Courses of Study 2021-2022 
    Feb 03, 2023  
Courses of Study 2021-2022 [ARCHIVED CATALOG]

Development Sociology

In the College of Agriculture and Life Sciences .

Course Offerings  

Environmental, demographic, social and economic changes affect individuals, communities, and the global order. At Cornell, Development Sociology students study these and other facets of social change in both domestic and international settings.


Courses offered by the department cover topics such as:

  • sociological theories of development
  • research methods
  • community development
  • sociology of the environment
  • agriculture and the food system
  • population dynamics and linkages with development and the environment
  • technology and social change
  • social movements
  • globalization
  • gender and development
  • class, gender, and ethnic stratification
  • migration and immigration
  • health status and differentials

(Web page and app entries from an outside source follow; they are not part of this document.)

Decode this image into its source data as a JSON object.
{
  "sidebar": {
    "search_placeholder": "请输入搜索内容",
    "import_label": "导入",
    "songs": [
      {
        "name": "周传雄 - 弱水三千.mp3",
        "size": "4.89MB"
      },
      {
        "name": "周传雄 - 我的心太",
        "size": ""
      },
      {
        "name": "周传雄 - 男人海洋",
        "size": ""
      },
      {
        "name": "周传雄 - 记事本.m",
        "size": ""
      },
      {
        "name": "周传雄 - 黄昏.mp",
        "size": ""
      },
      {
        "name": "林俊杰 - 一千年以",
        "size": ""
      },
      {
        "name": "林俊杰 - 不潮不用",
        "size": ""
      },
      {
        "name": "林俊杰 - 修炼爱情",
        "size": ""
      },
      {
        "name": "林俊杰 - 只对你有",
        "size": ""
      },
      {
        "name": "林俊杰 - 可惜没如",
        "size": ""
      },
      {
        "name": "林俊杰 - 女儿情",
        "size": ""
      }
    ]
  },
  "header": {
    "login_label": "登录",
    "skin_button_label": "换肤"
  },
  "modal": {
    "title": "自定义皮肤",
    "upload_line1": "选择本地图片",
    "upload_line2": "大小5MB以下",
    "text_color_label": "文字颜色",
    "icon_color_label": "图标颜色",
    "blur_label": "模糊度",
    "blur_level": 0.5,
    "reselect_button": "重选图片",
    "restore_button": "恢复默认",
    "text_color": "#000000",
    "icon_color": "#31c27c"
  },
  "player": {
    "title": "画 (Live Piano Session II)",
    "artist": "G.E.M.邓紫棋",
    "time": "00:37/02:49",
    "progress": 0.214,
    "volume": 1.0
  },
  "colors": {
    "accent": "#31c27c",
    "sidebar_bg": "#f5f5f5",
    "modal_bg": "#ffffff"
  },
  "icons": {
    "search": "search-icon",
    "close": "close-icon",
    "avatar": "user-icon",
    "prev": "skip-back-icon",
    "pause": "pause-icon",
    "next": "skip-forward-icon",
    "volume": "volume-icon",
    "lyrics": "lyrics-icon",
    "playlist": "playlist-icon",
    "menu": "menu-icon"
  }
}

Development Sociology is home to the Polson Institute for Global Development, which supports faculty and student research initiatives. The department also houses multiple programs that combine applied research and outreach education, including:


A. Basu, R. Bezner Kerr, P. Eloundou-Enyegue, J. Goldstein, S. Giroux, Director of Undergraduate Studies; T. Hirschl, L. Leonard, Chair (240B Warren Hall, (607) 255-3163); F. Makki, P. McMichael, S. Peters, M. Pfeffer, J. W. Sipple, L. B. Williams, W. Wolford, J. Zinda

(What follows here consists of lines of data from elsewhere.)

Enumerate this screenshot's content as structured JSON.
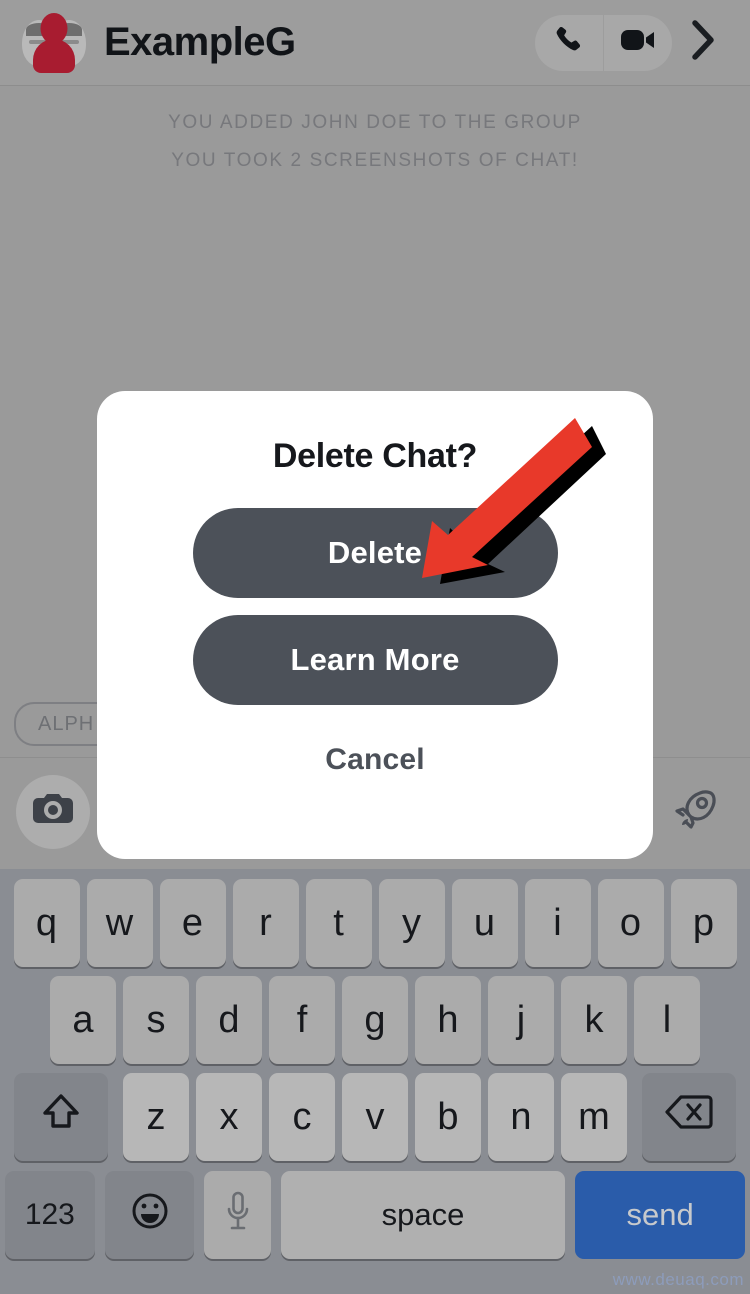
{
  "header": {
    "title": "ExampleG",
    "avatar_icon": "group-avatar-icon",
    "call_icon": "phone-icon",
    "video_icon": "video-camera-icon",
    "chevron_icon": "chevron-right-icon"
  },
  "conversation": {
    "system_messages": [
      "YOU ADDED JOHN DOE TO THE GROUP",
      "YOU TOOK 2 SCREENSHOTS OF CHAT!"
    ]
  },
  "chips": {
    "alpha_label": "ALPH"
  },
  "input_bar": {
    "camera_icon": "camera-icon",
    "rocket_icon": "rocket-icon"
  },
  "modal": {
    "title": "Delete Chat?",
    "delete_label": "Delete",
    "learn_more_label": "Learn More",
    "cancel_label": "Cancel"
  },
  "annotation": {
    "arrow_icon": "red-arrow-pointer",
    "arrow_color": "#e8392a",
    "shadow_color": "#000000",
    "points_at": "Delete"
  },
  "keyboard": {
    "row1": [
      "q",
      "w",
      "e",
      "r",
      "t",
      "y",
      "u",
      "i",
      "o",
      "p"
    ],
    "row2": [
      "a",
      "s",
      "d",
      "f",
      "g",
      "h",
      "j",
      "k",
      "l"
    ],
    "row3": [
      "z",
      "x",
      "c",
      "v",
      "b",
      "n",
      "m"
    ],
    "shift_icon": "shift-up-arrow-icon",
    "backspace_icon": "backspace-delete-icon",
    "numbers_label": "123",
    "emoji_icon": "smiley-face-icon",
    "mic_icon": "microphone-icon",
    "space_label": "space",
    "send_label": "send"
  },
  "watermark": {
    "text": "www.deuaq.com"
  },
  "colors": {
    "page_background": "#9a9a9a",
    "modal_background": "#ffffff",
    "button_slate": "#4c5159",
    "keyboard_background": "#8a8d93",
    "key_gray": "#ababab",
    "send_blue": "#2a5caa",
    "accent_red": "#e8392a",
    "avatar_red": "#a81c30"
  }
}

The Major (B.S.)

Declaring the Major:

The Development Sociology major will be welcoming its final class of first-year students in the Fall of 2021. We will be accepting sophomore transfers through the Spring of 2022 and junior transfers through the Fall of 2022. We encourage students interested in this program to explore the new Global Development major, which is accepting first-year students for Fall of 2022.

No prerequisite courses are necessary before declaring the Development Sociology major.

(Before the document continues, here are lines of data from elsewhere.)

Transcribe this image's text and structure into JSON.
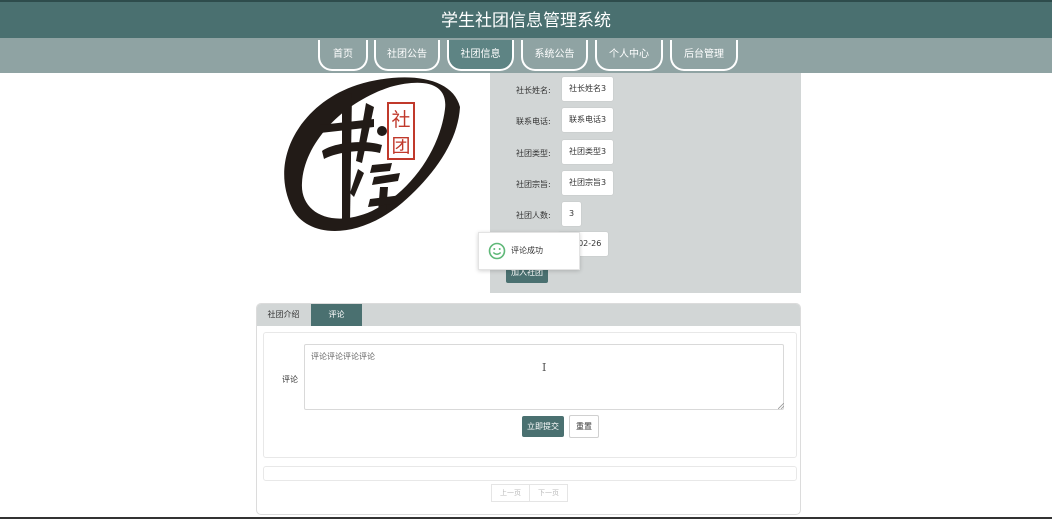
{
  "header": {
    "title": "学生社团信息管理系统"
  },
  "nav": {
    "items": [
      {
        "label": "首页"
      },
      {
        "label": "社团公告"
      },
      {
        "label": "社团信息"
      },
      {
        "label": "系统公告"
      },
      {
        "label": "个人中心"
      },
      {
        "label": "后台管理"
      }
    ],
    "active": "社团信息"
  },
  "logo": {
    "glyph_main": "书法",
    "seal_text": "社团"
  },
  "info": {
    "fields": [
      {
        "label": "社长姓名:",
        "value": "社长姓名3"
      },
      {
        "label": "联系电话:",
        "value": "联系电话3"
      },
      {
        "label": "社团类型:",
        "value": "社团类型3"
      },
      {
        "label": "社团宗旨:",
        "value": "社团宗旨3"
      },
      {
        "label": "社团人数:",
        "value": "3"
      },
      {
        "label": "",
        "value": "22-02-26"
      }
    ],
    "join_label": "加入社团"
  },
  "toast": {
    "message": "评论成功"
  },
  "tabs": [
    {
      "label": "社团介绍"
    },
    {
      "label": "评论"
    }
  ],
  "comment_form": {
    "label": "评论",
    "value": "评论评论评论评论",
    "submit_label": "立即提交",
    "reset_label": "重置"
  },
  "pager": {
    "prev_label": "上一页",
    "next_label": "下一页"
  },
  "colors": {
    "primary": "#4a7070",
    "nav_bg": "#8fa3a3",
    "panel_bg": "#d2d6d6"
  }
}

To declare a major and be assigned a major advisor, students should contact the Undergraduate Program Coordinator, Don Austin (

Requirements for the Major:

In addition to the requirements for the a Major, students must also complete the General Requirements for CALS (see Graduation Requirements for Bachelor of Science ). 

Coursework requirements:

  • 33 required credit hours in the DSOC major (some of which may be selected from the list of course offerings)
  • 9 credit hours in additional DSOC courses, at least one of which has to be at the 3000 level or higher

Majors in development sociology are required to successfully complete eight core courses:

Undergraduate Minors

IMPORTANT NOTE: The minors in Development Sociology are no longer accepting new applicants effective fall 2021. Students admitted to the minors prior to August 2021 may still complete the minors. Students with an interest in integrating the study of sociology and global development into their undergraduate studies and who matriculate August 2021 or after are encouraged to meet with the Global Development Undergraduate coordinator to discuss other curricular and co-curricular options to meet their interests and goals. department offers a choice of two undergraduate minors

Development Sociology - offers students the opportunity to develop basic conceptual and methodological skills needed to examine the changing nature of society and how participation in human groups affects life chances.

Community Food Systems (CFS) - enables undergraduate students across the university to engage with critical contemporary issues relating to food security, food sovereignty, and food justice. In a context of diverse goals and approaches, the CFS Minor focuses on working with community partners to collaboratively understand and develop sustainable community food systems.

More information can be found at

Graduate Studies (M.S./Ph.D or Ph.D.)

Cornell’s Graduate Field of Development Sociology focuses on human well-being and environmental sustainability. We seek solutions for problems related to social and economic change, and engage organizations and people at all levels of society who are working to build community and local/global problem-solving capacity.

Members of the Department and graduate field conduct theoretical and applied research, teaching, and outreach on the causes, dynamics, and consequences of social, cultural, political and economic change.

Specific foci include:

  • community and civic organization and governance
  • agriculture, food and development
  • patterns of migration and other population processes
  • social change and environmental dynamics
  • poverty and social inequality